McChrystal’s three recommendations are easy to understand—not so easy to do.
1. Push yourself harder than you think you’re capable of. You’ll find new depth inside yourself.
2. Put yourself (and groups) through (shared) difficulties and discomfort. When you have been through a difficult environment or situation, you feel more strongly about that which to you are committed.
3. Create some fear and overcome it. It creates resiliency.
When you think about it, each of the three recommendations involves getting out of your comfort zone (physically, mentally, professionally, etc.). And, depending on the situation, you might end up doing all three at once. For example, if you put yourself in a difficult situation, you might be afraid and you might have to push yourself harder than you think you’re capable of to overcome the challenge.
But McChrystal’s advice is sound. People experience their greatest personal growth when then move towards the things that scare them instead of running from them.
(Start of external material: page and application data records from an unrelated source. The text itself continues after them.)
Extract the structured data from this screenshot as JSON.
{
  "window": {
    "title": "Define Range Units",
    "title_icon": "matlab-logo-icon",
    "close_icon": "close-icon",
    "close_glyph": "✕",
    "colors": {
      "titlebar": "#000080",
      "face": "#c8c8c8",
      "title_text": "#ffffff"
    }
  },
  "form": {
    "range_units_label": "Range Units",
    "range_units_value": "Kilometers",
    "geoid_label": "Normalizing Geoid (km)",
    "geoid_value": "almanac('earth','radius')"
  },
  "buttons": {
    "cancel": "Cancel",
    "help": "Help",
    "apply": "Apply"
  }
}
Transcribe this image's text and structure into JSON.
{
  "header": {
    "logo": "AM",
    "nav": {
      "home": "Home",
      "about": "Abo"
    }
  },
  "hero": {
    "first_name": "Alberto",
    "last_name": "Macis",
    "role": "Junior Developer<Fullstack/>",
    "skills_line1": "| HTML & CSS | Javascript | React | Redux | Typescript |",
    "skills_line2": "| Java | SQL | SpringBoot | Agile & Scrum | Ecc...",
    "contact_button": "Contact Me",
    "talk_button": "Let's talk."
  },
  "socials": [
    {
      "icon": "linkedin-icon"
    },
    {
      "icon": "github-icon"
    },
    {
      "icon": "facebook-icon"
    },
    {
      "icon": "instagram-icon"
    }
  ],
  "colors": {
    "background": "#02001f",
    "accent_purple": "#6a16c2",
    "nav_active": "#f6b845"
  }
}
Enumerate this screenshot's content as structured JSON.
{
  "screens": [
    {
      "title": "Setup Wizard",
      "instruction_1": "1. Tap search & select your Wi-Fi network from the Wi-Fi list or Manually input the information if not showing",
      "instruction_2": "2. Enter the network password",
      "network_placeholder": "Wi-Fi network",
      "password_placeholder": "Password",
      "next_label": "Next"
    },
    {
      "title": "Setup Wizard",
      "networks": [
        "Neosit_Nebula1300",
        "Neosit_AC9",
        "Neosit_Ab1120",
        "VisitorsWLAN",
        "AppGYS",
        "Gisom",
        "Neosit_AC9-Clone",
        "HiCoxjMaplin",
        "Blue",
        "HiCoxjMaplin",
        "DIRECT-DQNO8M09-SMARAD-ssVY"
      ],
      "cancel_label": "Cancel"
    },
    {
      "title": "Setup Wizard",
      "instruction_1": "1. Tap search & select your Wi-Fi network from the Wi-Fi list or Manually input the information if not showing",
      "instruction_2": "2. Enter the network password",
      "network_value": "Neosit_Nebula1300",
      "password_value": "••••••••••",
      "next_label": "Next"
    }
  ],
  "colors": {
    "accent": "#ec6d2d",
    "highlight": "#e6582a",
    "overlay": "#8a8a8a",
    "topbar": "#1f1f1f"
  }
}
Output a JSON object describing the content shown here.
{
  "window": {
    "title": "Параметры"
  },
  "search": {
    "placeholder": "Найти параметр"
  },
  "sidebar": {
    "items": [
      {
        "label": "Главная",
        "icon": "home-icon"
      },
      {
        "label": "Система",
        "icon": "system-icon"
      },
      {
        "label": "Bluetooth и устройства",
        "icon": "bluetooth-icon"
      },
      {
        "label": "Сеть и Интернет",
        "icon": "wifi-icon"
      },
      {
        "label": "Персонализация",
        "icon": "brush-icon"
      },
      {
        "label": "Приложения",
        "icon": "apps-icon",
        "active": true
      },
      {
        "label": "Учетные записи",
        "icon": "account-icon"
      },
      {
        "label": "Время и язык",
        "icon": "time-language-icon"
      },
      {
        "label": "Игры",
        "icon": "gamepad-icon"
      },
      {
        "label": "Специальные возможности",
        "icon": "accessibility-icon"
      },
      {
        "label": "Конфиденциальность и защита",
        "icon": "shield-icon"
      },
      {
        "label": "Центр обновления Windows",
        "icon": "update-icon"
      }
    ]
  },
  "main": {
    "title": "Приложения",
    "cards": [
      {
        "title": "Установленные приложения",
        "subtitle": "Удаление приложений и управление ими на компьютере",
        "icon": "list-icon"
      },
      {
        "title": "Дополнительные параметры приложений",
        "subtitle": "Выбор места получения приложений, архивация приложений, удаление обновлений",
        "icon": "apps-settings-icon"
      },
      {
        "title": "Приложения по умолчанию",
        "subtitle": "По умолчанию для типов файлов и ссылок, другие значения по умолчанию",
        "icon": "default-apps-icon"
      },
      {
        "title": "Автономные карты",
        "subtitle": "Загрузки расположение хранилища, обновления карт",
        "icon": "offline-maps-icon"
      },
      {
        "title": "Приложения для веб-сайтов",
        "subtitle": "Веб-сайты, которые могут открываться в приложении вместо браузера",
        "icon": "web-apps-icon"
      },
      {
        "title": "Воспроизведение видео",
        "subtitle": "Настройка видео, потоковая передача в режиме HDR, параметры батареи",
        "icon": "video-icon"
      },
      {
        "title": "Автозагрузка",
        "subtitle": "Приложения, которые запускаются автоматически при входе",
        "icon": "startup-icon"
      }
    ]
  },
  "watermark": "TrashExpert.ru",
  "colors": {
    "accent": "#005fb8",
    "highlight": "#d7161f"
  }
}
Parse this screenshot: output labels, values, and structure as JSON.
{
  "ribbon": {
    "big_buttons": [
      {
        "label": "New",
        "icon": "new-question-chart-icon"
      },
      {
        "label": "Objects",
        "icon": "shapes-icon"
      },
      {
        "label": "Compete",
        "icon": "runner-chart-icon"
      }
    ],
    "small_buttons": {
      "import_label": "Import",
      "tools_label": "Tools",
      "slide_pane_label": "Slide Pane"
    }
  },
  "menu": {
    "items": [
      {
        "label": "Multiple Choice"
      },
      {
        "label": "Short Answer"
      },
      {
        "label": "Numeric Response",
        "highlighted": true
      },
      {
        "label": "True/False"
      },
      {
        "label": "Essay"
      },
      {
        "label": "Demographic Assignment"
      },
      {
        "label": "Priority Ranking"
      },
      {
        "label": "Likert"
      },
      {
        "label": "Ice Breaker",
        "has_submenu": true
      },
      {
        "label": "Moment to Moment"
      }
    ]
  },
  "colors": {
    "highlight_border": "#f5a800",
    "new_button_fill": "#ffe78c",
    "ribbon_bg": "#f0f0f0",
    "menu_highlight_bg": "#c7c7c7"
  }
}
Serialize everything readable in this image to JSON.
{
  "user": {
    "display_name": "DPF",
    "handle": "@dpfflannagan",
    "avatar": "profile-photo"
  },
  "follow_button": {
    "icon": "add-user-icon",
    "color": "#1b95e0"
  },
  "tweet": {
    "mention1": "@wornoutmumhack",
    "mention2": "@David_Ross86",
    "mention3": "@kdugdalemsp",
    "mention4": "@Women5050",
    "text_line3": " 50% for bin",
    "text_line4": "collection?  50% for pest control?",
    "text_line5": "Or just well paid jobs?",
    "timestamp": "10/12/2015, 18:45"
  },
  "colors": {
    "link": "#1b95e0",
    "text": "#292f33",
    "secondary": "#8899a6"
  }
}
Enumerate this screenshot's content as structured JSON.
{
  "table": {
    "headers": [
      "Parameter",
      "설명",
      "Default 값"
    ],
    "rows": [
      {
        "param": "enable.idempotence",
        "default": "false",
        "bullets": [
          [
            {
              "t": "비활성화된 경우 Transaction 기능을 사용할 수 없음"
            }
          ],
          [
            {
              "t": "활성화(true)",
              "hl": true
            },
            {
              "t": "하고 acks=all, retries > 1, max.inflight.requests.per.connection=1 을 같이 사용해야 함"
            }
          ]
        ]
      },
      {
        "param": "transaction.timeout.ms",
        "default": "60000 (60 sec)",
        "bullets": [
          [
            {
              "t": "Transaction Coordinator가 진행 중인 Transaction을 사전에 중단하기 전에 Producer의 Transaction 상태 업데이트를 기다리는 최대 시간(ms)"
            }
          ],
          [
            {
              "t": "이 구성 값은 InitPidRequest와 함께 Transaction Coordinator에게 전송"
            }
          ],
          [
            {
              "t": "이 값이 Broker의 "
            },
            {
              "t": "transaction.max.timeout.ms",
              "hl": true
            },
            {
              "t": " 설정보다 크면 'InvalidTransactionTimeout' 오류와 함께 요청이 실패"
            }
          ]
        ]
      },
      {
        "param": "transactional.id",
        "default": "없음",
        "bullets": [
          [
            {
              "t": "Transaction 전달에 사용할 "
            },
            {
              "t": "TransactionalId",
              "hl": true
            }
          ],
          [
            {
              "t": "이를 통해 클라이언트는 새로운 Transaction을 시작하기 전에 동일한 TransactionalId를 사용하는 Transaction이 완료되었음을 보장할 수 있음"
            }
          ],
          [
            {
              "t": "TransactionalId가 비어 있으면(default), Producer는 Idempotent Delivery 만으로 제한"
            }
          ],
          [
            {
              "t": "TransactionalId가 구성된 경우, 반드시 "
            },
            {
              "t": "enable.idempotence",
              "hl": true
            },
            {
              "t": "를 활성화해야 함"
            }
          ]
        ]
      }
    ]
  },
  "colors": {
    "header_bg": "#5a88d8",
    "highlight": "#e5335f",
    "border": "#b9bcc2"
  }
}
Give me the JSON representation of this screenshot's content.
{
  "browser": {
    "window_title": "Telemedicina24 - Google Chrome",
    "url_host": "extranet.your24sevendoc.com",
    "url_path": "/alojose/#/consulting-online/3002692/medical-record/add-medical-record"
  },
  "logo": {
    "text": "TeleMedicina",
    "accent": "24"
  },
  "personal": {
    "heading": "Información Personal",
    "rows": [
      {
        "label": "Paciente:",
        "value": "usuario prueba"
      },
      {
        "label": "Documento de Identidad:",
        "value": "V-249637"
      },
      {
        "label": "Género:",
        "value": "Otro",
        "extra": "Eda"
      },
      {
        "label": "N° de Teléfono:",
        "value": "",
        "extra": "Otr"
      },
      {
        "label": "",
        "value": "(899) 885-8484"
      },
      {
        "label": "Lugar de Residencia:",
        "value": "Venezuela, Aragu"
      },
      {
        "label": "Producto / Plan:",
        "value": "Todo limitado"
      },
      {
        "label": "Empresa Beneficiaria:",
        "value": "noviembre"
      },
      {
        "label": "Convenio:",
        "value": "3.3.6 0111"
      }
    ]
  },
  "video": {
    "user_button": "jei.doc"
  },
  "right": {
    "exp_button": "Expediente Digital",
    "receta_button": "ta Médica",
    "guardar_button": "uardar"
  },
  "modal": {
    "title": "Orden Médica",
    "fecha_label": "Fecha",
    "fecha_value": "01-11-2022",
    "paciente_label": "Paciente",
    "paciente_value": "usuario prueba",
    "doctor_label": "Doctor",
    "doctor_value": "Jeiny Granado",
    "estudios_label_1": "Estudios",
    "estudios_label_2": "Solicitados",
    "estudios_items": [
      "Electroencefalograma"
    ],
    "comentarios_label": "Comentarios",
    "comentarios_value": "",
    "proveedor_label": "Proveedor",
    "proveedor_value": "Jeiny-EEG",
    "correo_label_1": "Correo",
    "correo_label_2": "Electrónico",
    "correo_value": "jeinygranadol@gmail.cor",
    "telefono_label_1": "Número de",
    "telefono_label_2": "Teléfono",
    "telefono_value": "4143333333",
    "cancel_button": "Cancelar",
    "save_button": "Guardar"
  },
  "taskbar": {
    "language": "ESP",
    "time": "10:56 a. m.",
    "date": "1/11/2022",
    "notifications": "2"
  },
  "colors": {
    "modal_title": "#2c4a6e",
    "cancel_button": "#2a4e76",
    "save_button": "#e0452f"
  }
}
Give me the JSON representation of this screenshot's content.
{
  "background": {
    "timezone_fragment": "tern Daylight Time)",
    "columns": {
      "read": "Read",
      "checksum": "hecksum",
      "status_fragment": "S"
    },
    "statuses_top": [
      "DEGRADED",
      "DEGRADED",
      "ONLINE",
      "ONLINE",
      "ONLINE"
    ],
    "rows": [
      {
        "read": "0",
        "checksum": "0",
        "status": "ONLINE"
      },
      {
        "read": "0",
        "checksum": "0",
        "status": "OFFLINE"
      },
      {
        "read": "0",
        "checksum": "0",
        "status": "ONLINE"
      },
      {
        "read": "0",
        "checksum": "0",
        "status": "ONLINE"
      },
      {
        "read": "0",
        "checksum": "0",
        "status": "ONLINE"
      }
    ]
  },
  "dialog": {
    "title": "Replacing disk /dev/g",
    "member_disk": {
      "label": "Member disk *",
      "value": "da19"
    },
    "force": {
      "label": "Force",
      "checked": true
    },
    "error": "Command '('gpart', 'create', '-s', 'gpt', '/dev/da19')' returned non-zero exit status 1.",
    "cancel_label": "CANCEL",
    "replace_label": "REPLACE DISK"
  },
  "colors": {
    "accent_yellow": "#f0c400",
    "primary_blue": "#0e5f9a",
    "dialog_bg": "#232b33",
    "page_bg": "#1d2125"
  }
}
You can apply McChrystal’s recommendations to many aspects of your life, including public speaking. For many people, having to speak in public is uncomfortable, frightening or worse. Even experienced speakers can find it uncomfortable to speak in front of certain audiences, or on a new topic, or in front of a larger audience than they are used to.
How, concretely, can you act on these recommendations? Below are some ideas:
- If you have no public speaking experience or are very afraid of speaking in public, take a course or join an organization like Toastmasters. You will get experience speaking in a safe and supportive environment.
- Participate in a speech contest. The farther you advance, the bigger the audience and the more pressure you have to deal with.
- Speak at conferences on matters related to your field of expertise.
- Volunteer to give corporate presentations to your colleagues, the Board of Directors or prospective clients.
- Give a team presentation with some colleagues.
- Give a guest lecture at a university.
- Give a speech at a wedding reception.
- Take an improvisation class.
- Apply to speak at a TEDx event.
Ultimately, the more you challenge yourself with different speaking situations, the more comfortable you will become. And, when you face a setback—you forget part of your speech; the talk falls flat; the equipment doesn’t work—as is bound to happen if you speak often enough, you will be able to learn from the experience, bounce back and move on. In short, you’ll become a better speaker.
Applying Stanley McChrystal’s advice when it comes to public speaking will not only make you a better speaker, it will improve your self-esteem, your self-confidence and your resiliency. And that is something that will help you with any challenge that you face.